**Activity**
Records follow. Select each line holding "sign".

(Items from a data source)
########
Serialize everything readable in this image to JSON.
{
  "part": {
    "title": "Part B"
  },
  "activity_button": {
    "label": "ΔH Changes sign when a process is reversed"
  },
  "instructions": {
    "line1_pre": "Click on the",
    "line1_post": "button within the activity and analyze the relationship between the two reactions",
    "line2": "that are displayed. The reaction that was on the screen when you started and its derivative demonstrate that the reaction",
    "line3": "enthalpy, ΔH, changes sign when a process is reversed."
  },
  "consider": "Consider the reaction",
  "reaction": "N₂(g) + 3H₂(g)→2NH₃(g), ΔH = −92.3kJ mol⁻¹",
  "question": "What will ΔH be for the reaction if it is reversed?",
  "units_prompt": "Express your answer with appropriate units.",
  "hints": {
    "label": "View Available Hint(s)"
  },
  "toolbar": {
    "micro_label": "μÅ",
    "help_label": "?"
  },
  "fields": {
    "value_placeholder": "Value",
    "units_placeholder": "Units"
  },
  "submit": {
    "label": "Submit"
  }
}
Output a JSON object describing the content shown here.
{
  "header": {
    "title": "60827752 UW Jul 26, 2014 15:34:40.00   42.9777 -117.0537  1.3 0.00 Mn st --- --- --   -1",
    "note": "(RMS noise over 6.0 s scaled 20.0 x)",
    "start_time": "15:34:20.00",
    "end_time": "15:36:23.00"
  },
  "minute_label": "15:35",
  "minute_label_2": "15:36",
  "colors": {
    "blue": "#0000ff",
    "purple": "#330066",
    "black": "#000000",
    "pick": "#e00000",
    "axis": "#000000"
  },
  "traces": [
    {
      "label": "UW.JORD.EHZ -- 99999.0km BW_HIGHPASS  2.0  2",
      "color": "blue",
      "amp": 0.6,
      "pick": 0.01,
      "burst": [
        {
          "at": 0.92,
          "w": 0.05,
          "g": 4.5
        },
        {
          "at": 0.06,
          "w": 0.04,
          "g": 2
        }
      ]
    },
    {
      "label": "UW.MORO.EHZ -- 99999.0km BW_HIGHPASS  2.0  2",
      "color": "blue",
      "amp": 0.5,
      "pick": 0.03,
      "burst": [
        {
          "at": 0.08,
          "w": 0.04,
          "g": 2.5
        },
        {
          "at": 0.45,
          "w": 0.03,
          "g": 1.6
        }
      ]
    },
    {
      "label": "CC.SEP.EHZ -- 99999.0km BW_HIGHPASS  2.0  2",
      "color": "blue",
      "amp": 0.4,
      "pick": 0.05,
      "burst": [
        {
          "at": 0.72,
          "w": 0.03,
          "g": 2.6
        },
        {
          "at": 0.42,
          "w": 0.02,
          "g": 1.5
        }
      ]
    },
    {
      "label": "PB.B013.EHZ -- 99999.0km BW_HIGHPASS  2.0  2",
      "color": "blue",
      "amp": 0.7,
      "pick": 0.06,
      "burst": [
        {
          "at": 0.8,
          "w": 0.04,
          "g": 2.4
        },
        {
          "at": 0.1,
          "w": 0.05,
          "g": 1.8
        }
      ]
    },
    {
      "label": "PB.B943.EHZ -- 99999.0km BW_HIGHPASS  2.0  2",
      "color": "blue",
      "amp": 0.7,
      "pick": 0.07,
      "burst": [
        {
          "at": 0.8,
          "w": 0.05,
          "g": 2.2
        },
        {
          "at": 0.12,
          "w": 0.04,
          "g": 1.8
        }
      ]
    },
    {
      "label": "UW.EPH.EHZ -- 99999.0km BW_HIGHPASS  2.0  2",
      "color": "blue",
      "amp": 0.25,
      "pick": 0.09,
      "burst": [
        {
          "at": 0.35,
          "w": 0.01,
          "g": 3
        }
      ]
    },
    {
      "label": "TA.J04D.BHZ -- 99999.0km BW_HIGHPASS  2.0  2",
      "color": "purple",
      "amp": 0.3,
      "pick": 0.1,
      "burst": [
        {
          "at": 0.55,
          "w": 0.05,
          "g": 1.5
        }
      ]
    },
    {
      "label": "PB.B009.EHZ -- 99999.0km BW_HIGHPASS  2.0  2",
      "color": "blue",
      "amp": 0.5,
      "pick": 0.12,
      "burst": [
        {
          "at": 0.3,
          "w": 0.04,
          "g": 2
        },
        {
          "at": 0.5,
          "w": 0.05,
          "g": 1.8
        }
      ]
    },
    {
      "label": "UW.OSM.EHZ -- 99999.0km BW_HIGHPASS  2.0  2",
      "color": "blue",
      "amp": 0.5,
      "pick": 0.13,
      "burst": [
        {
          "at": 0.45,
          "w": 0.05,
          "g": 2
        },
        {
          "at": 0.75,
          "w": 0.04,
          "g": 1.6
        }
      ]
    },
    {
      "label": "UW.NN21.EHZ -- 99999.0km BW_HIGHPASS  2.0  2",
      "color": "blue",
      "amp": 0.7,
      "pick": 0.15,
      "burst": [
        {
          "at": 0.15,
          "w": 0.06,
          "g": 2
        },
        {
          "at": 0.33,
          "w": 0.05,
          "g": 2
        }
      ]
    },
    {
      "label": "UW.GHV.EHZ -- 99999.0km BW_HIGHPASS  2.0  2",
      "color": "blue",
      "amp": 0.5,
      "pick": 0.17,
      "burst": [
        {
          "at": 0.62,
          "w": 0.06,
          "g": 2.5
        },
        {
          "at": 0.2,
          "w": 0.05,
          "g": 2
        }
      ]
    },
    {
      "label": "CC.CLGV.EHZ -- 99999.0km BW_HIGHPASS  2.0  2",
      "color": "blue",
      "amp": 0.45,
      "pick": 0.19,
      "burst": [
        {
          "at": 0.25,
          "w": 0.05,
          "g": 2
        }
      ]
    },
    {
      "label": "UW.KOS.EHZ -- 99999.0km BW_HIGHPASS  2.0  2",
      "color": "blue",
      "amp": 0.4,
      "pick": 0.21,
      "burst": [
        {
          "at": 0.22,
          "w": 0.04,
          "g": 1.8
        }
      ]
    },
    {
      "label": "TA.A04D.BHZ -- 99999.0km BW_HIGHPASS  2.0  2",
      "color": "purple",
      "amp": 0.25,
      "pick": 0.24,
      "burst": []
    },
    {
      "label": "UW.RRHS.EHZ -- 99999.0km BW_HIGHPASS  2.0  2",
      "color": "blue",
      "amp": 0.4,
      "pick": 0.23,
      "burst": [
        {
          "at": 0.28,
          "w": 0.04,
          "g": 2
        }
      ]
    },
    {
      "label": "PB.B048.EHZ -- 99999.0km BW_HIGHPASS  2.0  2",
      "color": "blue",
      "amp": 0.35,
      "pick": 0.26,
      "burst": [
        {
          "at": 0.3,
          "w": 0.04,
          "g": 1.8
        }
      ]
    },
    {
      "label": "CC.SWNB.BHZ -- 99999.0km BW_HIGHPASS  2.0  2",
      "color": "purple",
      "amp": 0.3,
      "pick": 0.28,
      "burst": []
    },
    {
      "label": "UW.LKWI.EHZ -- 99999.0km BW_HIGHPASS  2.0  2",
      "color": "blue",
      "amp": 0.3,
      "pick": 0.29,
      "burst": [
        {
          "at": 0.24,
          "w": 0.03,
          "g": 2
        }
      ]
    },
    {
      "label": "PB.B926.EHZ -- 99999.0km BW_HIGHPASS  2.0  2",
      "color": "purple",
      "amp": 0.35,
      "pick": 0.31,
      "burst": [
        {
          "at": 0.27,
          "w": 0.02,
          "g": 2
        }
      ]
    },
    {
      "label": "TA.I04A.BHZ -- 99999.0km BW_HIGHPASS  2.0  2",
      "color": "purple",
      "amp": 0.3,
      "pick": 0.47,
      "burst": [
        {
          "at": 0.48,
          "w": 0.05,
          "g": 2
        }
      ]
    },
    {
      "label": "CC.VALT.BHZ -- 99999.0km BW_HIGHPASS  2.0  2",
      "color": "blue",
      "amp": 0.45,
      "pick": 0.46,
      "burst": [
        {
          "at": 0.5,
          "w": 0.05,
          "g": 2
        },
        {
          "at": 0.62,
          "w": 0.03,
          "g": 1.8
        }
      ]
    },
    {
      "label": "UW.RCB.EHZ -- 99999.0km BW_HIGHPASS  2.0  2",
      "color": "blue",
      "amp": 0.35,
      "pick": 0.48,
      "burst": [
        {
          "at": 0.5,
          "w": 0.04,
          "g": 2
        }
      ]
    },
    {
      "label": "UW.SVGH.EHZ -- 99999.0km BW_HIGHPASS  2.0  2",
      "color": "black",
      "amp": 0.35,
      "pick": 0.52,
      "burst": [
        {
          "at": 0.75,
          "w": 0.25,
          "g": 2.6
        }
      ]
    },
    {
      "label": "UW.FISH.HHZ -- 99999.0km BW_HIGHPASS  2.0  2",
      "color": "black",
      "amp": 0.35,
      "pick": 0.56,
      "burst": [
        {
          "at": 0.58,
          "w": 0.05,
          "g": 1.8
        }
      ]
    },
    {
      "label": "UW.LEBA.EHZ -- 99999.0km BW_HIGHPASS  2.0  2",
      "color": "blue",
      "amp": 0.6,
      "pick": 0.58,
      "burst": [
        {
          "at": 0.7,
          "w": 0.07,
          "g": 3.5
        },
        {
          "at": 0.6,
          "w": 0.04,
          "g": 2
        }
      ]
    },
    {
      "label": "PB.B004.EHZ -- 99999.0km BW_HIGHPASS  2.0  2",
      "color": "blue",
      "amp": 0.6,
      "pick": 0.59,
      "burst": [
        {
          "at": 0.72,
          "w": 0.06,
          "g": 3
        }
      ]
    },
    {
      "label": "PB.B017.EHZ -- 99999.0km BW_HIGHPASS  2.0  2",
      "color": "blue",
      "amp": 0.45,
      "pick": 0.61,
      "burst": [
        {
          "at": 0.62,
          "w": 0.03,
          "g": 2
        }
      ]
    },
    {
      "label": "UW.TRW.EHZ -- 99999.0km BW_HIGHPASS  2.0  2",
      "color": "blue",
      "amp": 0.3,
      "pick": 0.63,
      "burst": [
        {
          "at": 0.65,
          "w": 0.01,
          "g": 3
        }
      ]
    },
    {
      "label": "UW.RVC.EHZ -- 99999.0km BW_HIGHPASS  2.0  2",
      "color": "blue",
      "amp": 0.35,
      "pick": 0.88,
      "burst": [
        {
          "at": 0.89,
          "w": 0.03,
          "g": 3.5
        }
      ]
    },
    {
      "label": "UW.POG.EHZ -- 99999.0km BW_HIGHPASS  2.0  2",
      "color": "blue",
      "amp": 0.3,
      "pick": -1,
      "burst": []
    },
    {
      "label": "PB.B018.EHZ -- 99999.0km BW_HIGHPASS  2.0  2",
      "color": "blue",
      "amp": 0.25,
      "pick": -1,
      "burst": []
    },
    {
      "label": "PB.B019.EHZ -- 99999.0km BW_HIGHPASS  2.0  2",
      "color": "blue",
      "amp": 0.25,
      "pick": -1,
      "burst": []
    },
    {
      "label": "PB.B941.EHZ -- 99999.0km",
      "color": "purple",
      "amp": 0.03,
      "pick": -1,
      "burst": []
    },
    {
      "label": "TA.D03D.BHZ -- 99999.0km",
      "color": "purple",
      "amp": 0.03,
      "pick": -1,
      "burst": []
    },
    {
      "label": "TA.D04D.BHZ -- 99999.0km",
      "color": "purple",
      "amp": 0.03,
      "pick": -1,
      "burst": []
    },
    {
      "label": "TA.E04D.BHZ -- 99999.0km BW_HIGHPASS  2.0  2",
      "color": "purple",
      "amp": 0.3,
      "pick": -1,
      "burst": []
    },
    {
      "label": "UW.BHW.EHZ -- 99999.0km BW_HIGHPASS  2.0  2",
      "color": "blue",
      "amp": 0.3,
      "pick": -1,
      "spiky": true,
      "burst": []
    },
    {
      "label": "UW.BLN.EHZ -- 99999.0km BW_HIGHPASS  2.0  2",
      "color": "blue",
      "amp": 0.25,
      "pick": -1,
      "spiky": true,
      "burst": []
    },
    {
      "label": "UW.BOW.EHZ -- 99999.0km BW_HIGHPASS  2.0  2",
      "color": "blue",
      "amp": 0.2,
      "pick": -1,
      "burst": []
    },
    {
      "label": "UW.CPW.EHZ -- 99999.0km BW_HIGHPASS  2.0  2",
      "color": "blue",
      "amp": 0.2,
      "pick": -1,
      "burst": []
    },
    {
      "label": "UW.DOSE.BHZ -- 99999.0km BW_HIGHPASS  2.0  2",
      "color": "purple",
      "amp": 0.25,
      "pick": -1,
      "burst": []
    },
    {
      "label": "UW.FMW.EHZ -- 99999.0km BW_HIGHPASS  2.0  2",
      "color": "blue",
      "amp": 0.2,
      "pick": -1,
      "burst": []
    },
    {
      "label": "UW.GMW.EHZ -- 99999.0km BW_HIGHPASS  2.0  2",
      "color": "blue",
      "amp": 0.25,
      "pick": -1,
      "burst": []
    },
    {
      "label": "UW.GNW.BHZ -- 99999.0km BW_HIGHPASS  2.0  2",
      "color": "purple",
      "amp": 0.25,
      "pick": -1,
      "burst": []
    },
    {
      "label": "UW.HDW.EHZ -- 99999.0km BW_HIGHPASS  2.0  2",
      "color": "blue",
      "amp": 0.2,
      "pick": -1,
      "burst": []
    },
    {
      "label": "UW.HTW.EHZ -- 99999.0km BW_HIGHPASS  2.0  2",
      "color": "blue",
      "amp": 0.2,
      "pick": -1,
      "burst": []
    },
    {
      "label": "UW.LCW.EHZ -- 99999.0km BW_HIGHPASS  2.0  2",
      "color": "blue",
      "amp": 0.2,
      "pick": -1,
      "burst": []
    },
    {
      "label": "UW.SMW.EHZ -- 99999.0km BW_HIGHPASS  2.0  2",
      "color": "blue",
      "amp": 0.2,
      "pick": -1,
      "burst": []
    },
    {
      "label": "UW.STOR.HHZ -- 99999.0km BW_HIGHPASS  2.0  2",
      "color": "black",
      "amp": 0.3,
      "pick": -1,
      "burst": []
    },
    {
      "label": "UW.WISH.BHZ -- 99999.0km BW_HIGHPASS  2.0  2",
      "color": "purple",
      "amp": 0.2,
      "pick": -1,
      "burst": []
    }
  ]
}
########
**Result of the exercise**
    "label": "ΔH Changes sign when a process is reversed"
    "line3": "enthalpy, ΔH, changes sign when a process is reversed."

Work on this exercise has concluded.